Should You, or Shouldn’t You?
So, how do you know if you should put an area rug over your broadloom? Well, aside from the more obvious reasons – you’re renting or otherwise unable to change the carpet; your carpet is showing signs of wear in areas that you would like to cover up – the answer is, simply, do it if you want to! Area rugs are a wonderful way of bringing new life into a space. They can add a pop of color or texture, in a way that doesn’t require a total room overhaul. And, the options for area rugs are pretty much limitless. You can even make your own custom rug out of broadloom.
The “rules” (and I use the term loosely, because so many décor rules are just made to be broken) for choosing an area rug to use over broadloom are not that different from those meant for using an area rug over hard surface flooring. However, there are a couple of other considerations. Here are some tips for selecting an area rug to be used over carpet.

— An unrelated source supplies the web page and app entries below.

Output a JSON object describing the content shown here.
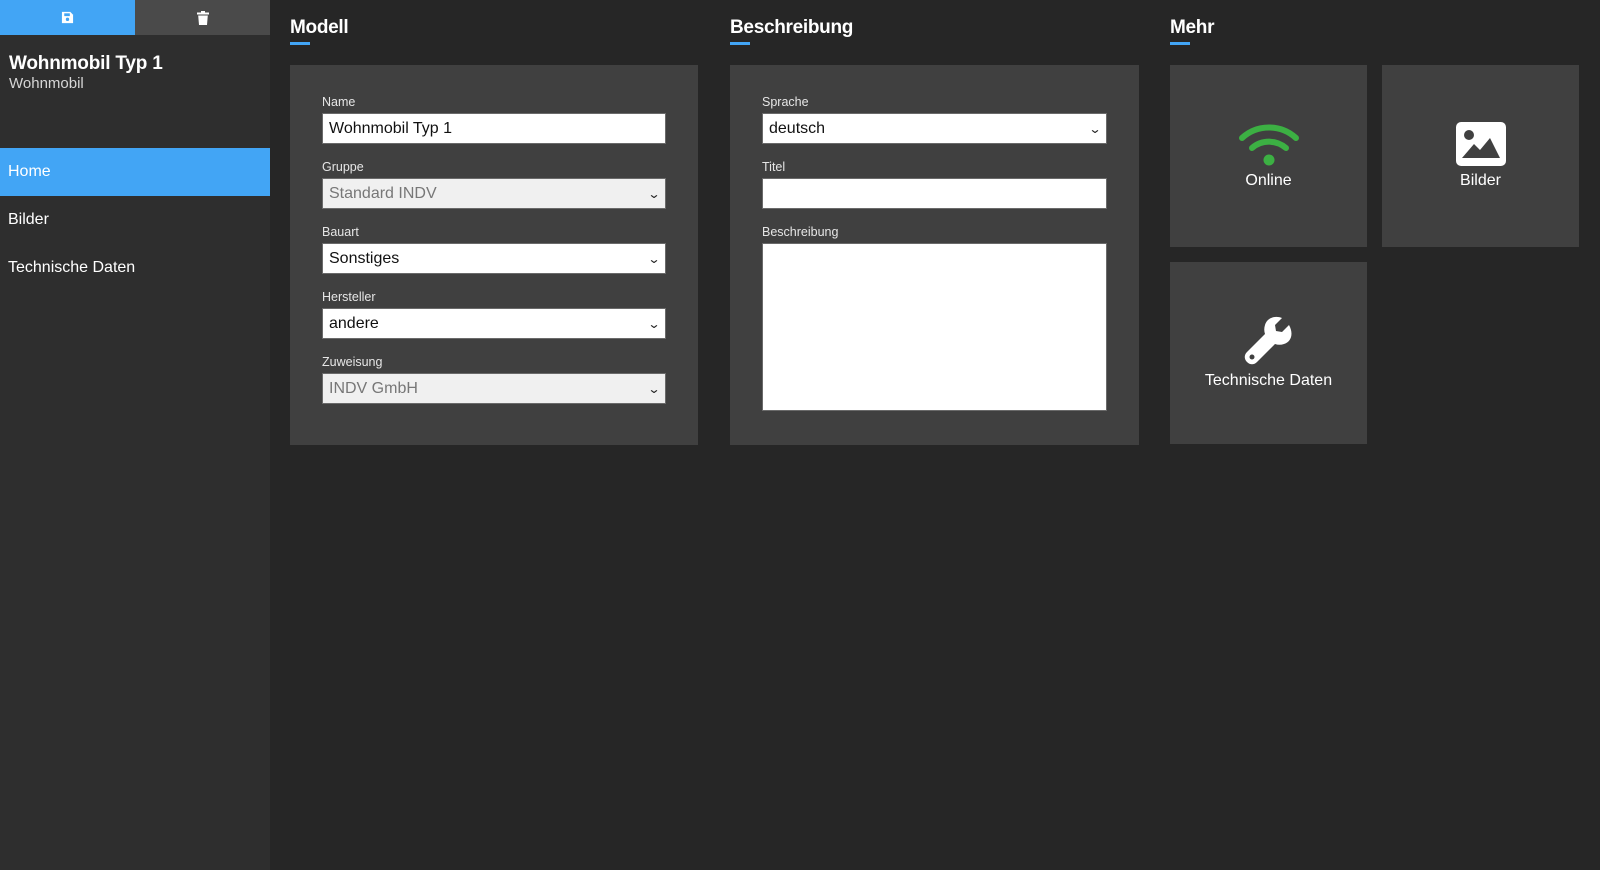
{
  "sidebar": {
    "actions": [
      {
        "icon": "save-icon"
      },
      {
        "icon": "trash-icon"
      }
    ],
    "record_title": "Wohnmobil Typ 1",
    "record_subtitle": "Wohnmobil",
    "nav": [
      {
        "label": "Home",
        "active": true
      },
      {
        "label": "Bilder",
        "active": false
      },
      {
        "label": "Technische Daten",
        "active": false
      }
    ]
  },
  "sections": {
    "modell": {
      "title": "Modell",
      "fields": {
        "name": {
          "label": "Name",
          "value": "Wohnmobil Typ 1"
        },
        "gruppe": {
          "label": "Gruppe",
          "value": "Standard INDV"
        },
        "bauart": {
          "label": "Bauart",
          "value": "Sonstiges"
        },
        "hersteller": {
          "label": "Hersteller",
          "value": "andere"
        },
        "zuweisung": {
          "label": "Zuweisung",
          "value": "INDV GmbH"
        }
      }
    },
    "beschreibung": {
      "title": "Beschreibung",
      "fields": {
        "sprache": {
          "label": "Sprache",
          "value": "deutsch"
        },
        "titel": {
          "label": "Titel",
          "value": ""
        },
        "beschreibung": {
          "label": "Beschreibung",
          "value": ""
        }
      }
    },
    "mehr": {
      "title": "Mehr",
      "tiles": [
        {
          "label": "Online",
          "icon": "wifi-icon",
          "color": "#3cb043"
        },
        {
          "label": "Bilder",
          "icon": "image-icon",
          "color": "#ffffff"
        },
        {
          "label": "Technische Daten",
          "icon": "wrench-icon",
          "color": "#ffffff"
        }
      ]
    }
  },
  "colors": {
    "accent": "#42a5f5",
    "background": "#262626",
    "sidebar": "#2e2e2e",
    "panel": "#404040",
    "online": "#3cb043"
  }
}
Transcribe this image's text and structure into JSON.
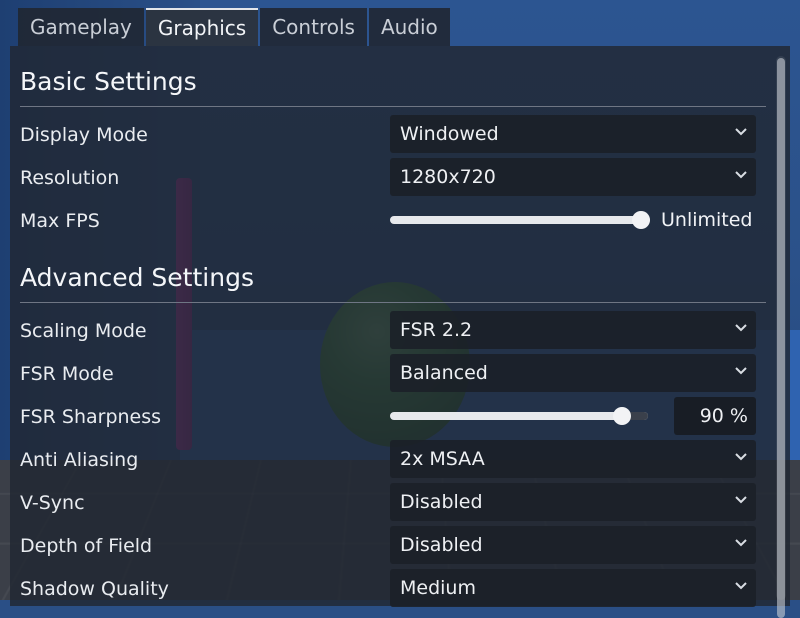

Texture is Key
The key to layering carpet over carpet is to vary the texture. Area rugs generally work best over short-pile or looped carpet. In those cases, laying a thick, luxurious shag rug adds a wonderful sense of softness and elegance to the space.
Similarly, if you have a more plush style of carpet installed, then choosing a low-profile berber or woven rug is your best bet.
I don’t recommend putting an area rug over a very long-pile carpet, such as a frieze or a newer “soft carpet” (such as SmartStrand) because the area rug will not have firm support, and will shift, buckle and wrinkle.
Often, people think that if they have wall-to-wall carpet, the general rules for choosing an area rug size don’t apply. I beg to differ. I think a small rug that “floats” in the middle of a space, without touching any furniture, looks awkward and cheap. Your rug must be scaled to the size of the room, regardless of what is under the rug.
Again, choosing the color for your area rug is a basic principle that applies to most circumstances. The only difference when the rug is going to be used over carpet, is to make sure that the color of the rug complements the color of the carpet. You may be laying down an area rug because you can’t stand the color of the existing wall-to-wall carpet, such as in a rental unit, but trust me, it will look much worse if you just throw down a rug that clashes with what’s underneath.
See these tips for choosing the color for your area rug.
One Pattern at a Time
In general, when using an area rug over broadloom, patterns don’t mix well.
If you have a plain broadloom, then you can use a rug that has a pattern. If your broadloom has any kind of pattern, whether it’s printed (designs made of different colors) or cut and loop (the pattern is made from looping some fibers and leaving others long) then it’s best to go with an area rug that does not have a pattern.
If you’re looking for an area rug with a pattern, follow these tips on how to choose a pattern.
When using an area rug over carpet, it’s important to make sure that the rug is properly anchored, to avoid having it bunch up and become a tripping hazard. Follow these steps to hold an area rug on top of carpet.
Finally, as I always say, rules are made to be broken! If any of the above guidelines don’t sit well with you, then throw them out the window and go with your gut feeling.
After all, you are the one who will be living with the rug. If you are happy with it, then that’s all that matters.